Then, you’ll automatically enter Original Medicare Part A and B on the first day of the fifth month that you’ve received SSDI payments. Once you’re active in Medicare with Part A and B start dates, you can enroll in a private Medicare health plan, if needed.
Does Medicare Cover End Stage Renal Disease (ESRD)?
The eligibility and entry details for End Stage Renal Disease (ESRD) are often more complicated than other scenarios. But the general rule for ESRD is that your Medicare coverage will begin on the first day of the fourth month of dialysis treatment.
You can enroll in a Medicare Supplement or a Prescription Drug Plan (Part D plan) as soon as you have a Medicare number as well as Part A and B start dates.
Note: Medicare Advantage plans will cover patients with ESRD beginning in 2021. This is great news for ESRD patients because every Medicare Advantage plan has an annual out-of-pocket maximum cap. So once ESRD patients hit their annual spending caps, they’re not required to pay any more medical expenses for the rest of the year.
How To Enroll In Medicare Part A
Your enrollment will be automatic in these situations:
- Turning 65 (aging into Medicare), if you’re already receiving Social Security benefits

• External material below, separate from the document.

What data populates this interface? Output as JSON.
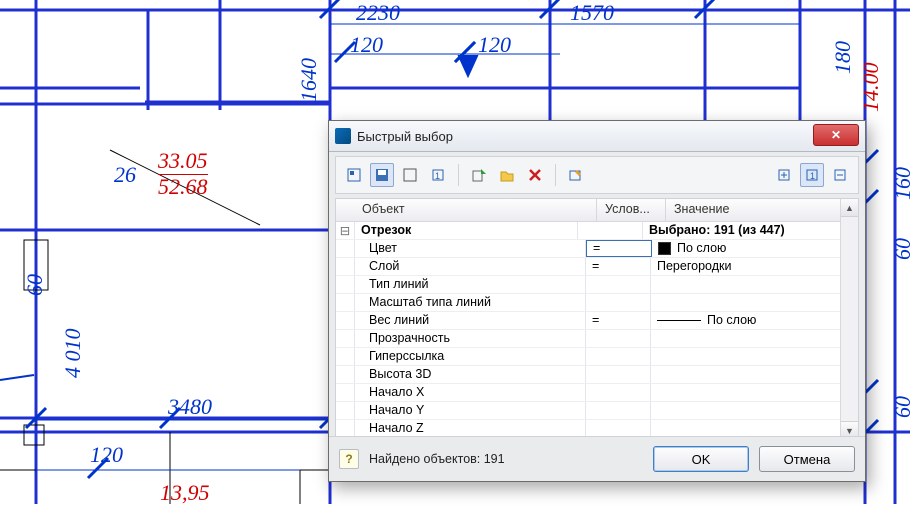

- Receiving Social Security Disability Income (SSDI) for 24 consecutive months
- Getting diagnosed with End Stage Renal Disease (ESRD), in many cases
- Getting diagnosed with ALS (Lou Gehrig’s disease)
In all of these cases, your Medicare coverage will begin automatically based on applications for other Federal benefits. You shouldn’t have to do anything else to get Part A coverage.
But you’ll have to actively sign up for Medicare in these situations:
- Delaying Medicare past age 65
- Delaying Social Security beyond age 65
- Certain situations for those diagnosed with ESRD
If you’d like to learn more about how to enroll in Medicare Part A, please visit these additional resources:
[Medicare Annual Enrollment period[(https://www.healthinsurance.com/learning-center/article/guide-to-medicare-annual-enrollment-period) When should I apply for Medicare? How to sign up for Medicare at age 65